→ **ASSIGNMENT**
The entries that follow should come back exactly, with no pictures among them.

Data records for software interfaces
----------------

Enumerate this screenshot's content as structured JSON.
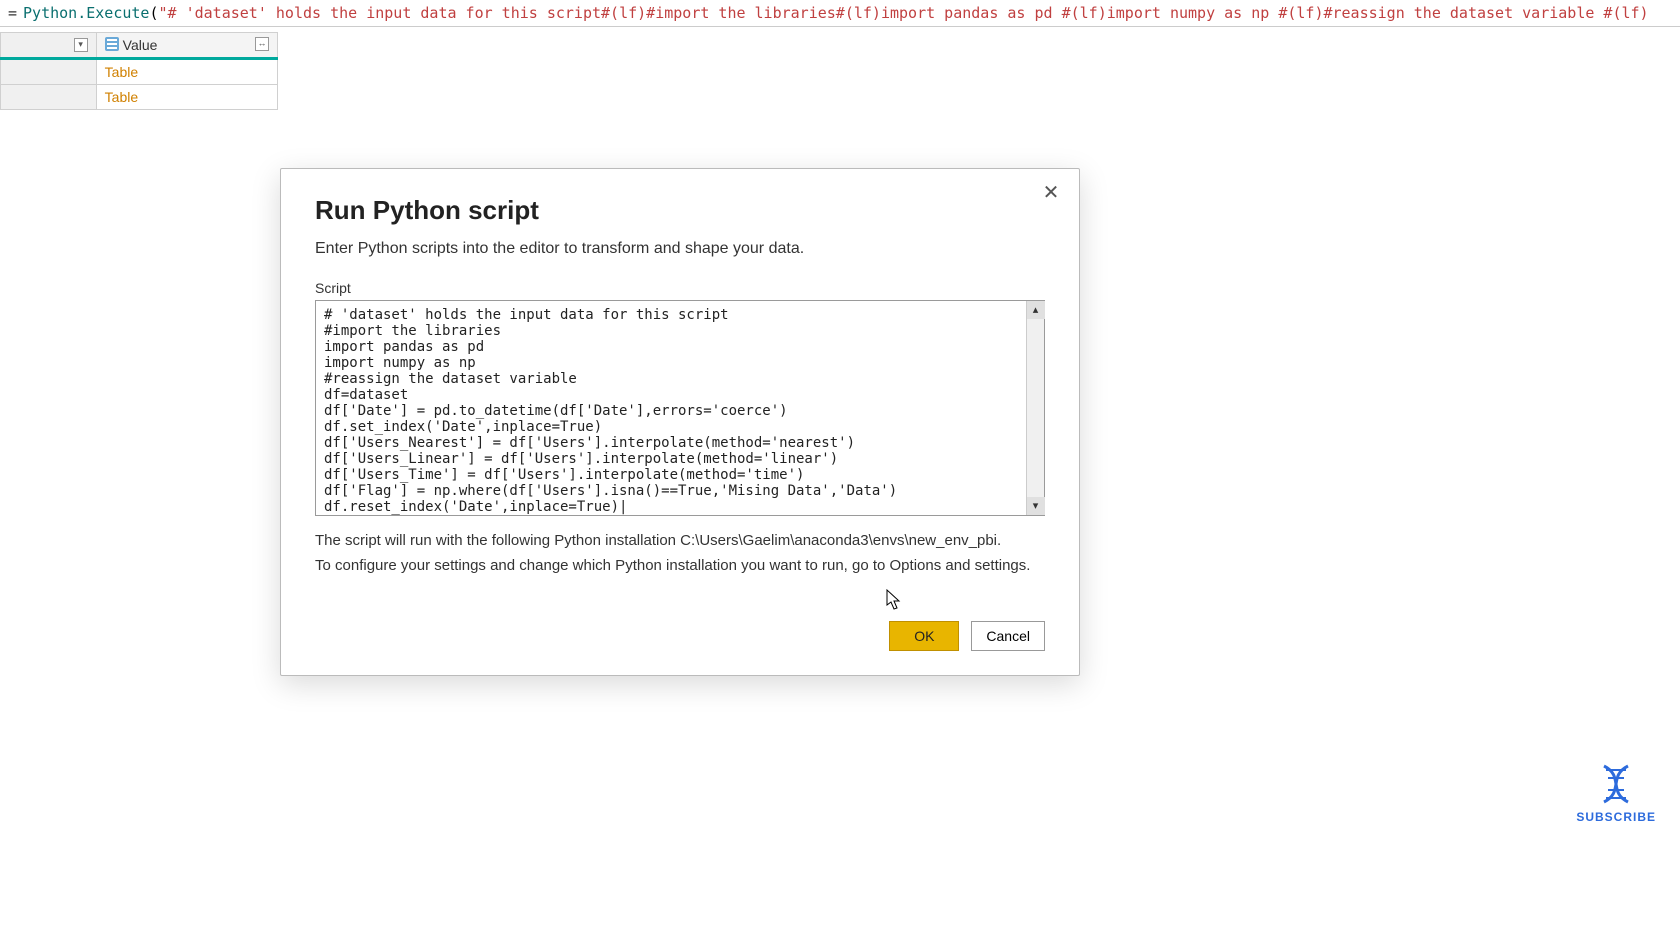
{
  "formula_bar": {
    "equals": "=",
    "function": "Python.Execute",
    "open": "(",
    "arg": "\"# 'dataset' holds the input data for this script#(lf)#import the libraries#(lf)import pandas as pd #(lf)import numpy as np #(lf)#reassign the dataset variable #(lf)",
    "close": ""
  },
  "columns": {
    "index_header": "",
    "value_header": "Value",
    "rows": [
      {
        "link": "Table"
      },
      {
        "link": "Table"
      }
    ]
  },
  "dialog": {
    "title": "Run Python script",
    "subtitle": "Enter Python scripts into the editor to transform and shape your data.",
    "script_label": "Script",
    "script_text": "# 'dataset' holds the input data for this script\n#import the libraries\nimport pandas as pd\nimport numpy as np\n#reassign the dataset variable\ndf=dataset\ndf['Date'] = pd.to_datetime(df['Date'],errors='coerce')\ndf.set_index('Date',inplace=True)\ndf['Users_Nearest'] = df['Users'].interpolate(method='nearest')\ndf['Users_Linear'] = df['Users'].interpolate(method='linear')\ndf['Users_Time'] = df['Users'].interpolate(method='time')\ndf['Flag'] = np.where(df['Users'].isna()==True,'Mising Data','Data')\ndf.reset_index('Date',inplace=True)|",
    "info_line1": "The script will run with the following Python installation C:\\Users\\Gaelim\\anaconda3\\envs\\new_env_pbi.",
    "info_line2": "To configure your settings and change which Python installation you want to run, go to Options and settings.",
    "ok_label": "OK",
    "cancel_label": "Cancel"
  },
  "subscribe": {
    "label": "SUBSCRIBE"
  }
}
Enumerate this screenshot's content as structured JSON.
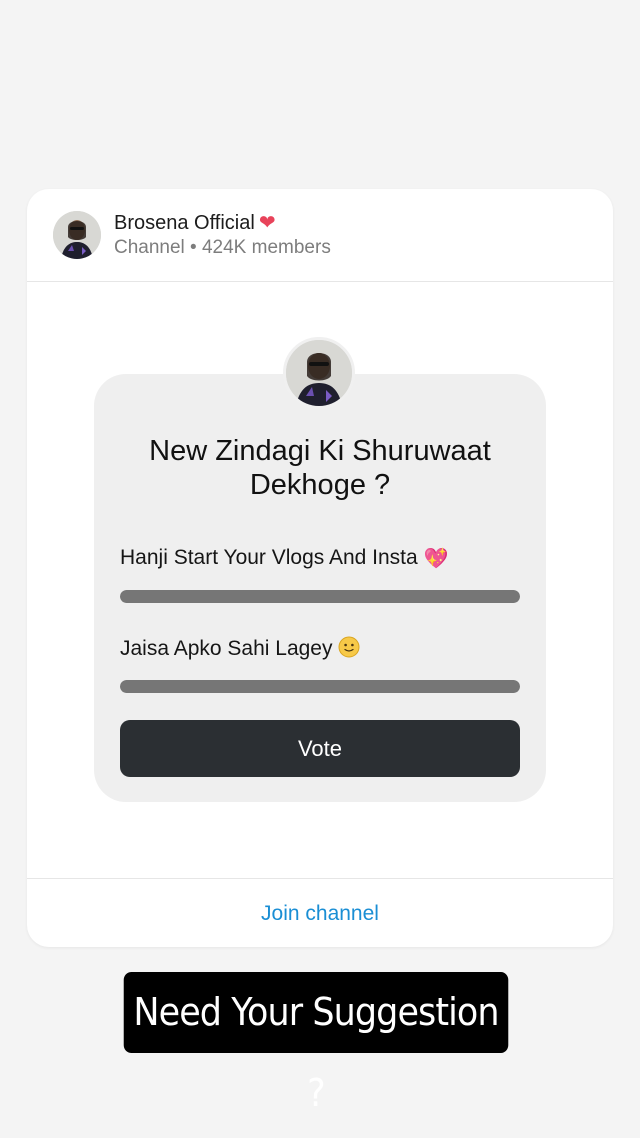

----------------

→ **ANSWER**
Enumerate this screenshot's content as structured JSON.
{
  "formula_bar": {
    "equals": "=",
    "function": "Python.Execute",
    "open": "(",
    "arg": "\"# 'dataset' holds the input data for this script#(lf)#import the libraries#(lf)import pandas as pd #(lf)import numpy as np #(lf)#reassign the dataset variable #(lf)",
    "close": ""
  },
  "columns": {
    "index_header": "",
    "value_header": "Value",
    "rows": [
      {
        "link": "Table"
      },
      {
        "link": "Table"
      }
    ]
  },
  "dialog": {
    "title": "Run Python script",
    "subtitle": "Enter Python scripts into the editor to transform and shape your data.",
    "script_label": "Script",
    "script_text": "# 'dataset' holds the input data for this script\n#import the libraries\nimport pandas as pd\nimport numpy as np\n#reassign the dataset variable\ndf=dataset\ndf['Date'] = pd.to_datetime(df['Date'],errors='coerce')\ndf.set_index('Date',inplace=True)\ndf['Users_Nearest'] = df['Users'].interpolate(method='nearest')\ndf['Users_Linear'] = df['Users'].interpolate(method='linear')\ndf['Users_Time'] = df['Users'].interpolate(method='time')\ndf['Flag'] = np.where(df['Users'].isna()==True,'Mising Data','Data')\ndf.reset_index('Date',inplace=True)|",
    "info_line1": "The script will run with the following Python installation C:\\Users\\Gaelim\\anaconda3\\envs\\new_env_pbi.",
    "info_line2": "To configure your settings and change which Python installation you want to run, go to Options and settings.",
    "ok_label": "OK",
    "cancel_label": "Cancel"
  },
  "subscribe": {
    "label": "SUBSCRIBE"
  }
}
Enumerate this screenshot's content as structured JSON.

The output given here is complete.